• _Task brief_
Scan the records for lines with the word "true", and copy every such line.

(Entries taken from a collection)
▼
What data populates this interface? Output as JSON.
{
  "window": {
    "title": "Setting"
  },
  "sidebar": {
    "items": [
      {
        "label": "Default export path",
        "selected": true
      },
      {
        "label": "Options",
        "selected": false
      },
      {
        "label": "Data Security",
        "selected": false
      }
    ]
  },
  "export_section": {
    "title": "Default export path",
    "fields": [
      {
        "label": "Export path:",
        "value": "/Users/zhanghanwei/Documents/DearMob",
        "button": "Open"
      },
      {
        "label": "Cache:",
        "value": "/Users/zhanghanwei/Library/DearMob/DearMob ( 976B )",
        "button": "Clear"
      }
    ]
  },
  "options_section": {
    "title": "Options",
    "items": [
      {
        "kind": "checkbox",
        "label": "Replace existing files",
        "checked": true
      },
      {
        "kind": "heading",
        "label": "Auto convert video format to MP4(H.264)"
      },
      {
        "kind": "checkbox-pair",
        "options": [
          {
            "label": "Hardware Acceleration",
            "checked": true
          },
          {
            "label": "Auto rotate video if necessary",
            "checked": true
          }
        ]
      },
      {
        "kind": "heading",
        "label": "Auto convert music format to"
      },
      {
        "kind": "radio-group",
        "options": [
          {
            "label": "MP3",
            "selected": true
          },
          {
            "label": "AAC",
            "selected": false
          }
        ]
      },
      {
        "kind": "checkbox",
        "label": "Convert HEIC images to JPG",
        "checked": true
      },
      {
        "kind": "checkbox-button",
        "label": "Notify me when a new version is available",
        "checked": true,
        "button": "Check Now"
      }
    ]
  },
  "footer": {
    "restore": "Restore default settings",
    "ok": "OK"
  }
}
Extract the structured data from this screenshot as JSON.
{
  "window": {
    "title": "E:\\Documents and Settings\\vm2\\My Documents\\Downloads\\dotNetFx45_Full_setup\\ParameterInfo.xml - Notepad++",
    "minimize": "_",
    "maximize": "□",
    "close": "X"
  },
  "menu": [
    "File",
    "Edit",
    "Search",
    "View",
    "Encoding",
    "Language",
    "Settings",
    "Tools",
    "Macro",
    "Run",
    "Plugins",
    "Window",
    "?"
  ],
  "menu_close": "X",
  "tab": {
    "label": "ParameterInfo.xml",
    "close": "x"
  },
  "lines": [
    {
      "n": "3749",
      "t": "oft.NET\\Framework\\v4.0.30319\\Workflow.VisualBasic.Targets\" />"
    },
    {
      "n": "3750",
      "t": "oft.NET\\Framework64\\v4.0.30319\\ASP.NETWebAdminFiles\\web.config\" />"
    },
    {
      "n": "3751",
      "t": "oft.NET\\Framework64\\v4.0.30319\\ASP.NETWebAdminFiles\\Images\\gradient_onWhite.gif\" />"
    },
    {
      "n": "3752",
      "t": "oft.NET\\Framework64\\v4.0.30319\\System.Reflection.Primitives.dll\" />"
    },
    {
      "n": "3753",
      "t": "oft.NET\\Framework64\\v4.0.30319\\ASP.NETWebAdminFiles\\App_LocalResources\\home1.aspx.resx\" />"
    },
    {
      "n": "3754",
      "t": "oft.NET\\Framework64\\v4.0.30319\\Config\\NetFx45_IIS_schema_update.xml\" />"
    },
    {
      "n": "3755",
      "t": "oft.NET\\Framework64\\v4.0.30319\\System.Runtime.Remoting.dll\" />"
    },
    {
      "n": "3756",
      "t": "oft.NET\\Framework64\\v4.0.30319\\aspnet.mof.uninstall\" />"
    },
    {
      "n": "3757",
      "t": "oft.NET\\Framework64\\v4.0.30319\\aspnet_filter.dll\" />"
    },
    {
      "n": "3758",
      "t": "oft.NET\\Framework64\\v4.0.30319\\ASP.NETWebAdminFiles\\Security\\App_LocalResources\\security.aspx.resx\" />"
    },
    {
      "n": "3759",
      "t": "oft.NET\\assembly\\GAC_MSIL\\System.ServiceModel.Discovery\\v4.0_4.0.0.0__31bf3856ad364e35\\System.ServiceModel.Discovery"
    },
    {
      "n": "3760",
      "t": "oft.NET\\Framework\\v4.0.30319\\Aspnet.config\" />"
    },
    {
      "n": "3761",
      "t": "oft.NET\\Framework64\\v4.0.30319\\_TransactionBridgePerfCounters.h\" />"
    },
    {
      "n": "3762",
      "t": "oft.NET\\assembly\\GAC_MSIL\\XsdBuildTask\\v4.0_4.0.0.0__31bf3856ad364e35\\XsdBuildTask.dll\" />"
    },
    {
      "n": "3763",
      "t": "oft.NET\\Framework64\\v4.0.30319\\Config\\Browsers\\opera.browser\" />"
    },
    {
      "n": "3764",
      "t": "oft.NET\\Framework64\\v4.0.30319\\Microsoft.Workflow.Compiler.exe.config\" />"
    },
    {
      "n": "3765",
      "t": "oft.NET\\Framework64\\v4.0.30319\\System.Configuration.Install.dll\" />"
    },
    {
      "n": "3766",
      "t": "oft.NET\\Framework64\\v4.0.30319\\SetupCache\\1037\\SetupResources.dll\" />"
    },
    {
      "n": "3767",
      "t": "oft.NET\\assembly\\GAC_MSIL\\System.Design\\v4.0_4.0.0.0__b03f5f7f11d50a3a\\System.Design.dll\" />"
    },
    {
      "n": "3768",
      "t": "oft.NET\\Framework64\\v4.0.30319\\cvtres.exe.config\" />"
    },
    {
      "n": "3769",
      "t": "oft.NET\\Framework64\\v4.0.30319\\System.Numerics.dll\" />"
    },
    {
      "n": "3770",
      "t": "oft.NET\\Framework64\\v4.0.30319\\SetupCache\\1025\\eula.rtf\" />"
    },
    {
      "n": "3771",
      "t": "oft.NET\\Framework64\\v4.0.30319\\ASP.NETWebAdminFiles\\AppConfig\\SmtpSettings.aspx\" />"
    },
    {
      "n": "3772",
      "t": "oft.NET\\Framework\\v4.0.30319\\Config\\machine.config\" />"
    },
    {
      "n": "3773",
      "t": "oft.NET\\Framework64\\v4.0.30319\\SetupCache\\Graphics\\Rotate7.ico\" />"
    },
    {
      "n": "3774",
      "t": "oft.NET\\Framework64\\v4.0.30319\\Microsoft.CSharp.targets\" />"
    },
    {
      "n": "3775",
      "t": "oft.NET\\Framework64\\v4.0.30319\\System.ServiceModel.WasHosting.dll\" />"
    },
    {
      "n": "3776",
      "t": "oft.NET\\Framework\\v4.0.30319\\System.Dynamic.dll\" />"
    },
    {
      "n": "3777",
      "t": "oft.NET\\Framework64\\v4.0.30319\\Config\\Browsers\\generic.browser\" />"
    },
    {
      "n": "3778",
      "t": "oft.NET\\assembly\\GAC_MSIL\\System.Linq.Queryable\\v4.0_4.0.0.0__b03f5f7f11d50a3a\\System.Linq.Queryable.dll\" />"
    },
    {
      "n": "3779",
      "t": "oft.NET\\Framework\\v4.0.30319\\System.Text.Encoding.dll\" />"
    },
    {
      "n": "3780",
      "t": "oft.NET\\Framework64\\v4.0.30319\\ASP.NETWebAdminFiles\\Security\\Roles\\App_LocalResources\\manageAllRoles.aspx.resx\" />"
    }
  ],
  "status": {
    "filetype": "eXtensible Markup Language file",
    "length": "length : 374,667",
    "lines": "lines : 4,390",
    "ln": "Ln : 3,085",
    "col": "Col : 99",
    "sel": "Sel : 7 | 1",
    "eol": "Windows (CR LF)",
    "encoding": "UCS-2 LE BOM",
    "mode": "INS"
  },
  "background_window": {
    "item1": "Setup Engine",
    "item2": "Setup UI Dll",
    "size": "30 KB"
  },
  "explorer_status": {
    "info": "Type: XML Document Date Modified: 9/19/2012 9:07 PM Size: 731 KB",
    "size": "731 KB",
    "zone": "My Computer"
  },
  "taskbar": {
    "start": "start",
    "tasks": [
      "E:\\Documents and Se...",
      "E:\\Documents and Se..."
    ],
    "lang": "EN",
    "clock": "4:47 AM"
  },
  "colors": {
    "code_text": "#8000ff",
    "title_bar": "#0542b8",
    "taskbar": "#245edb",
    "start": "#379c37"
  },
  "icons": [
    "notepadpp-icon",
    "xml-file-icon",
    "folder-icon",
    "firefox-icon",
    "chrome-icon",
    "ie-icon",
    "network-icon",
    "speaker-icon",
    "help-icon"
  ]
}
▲
• _Solution to this exercise_
        "selected": true
        "checked": true
            "checked": true
            "checked": true
            "selected": true
        "checked": true
        "checked": true,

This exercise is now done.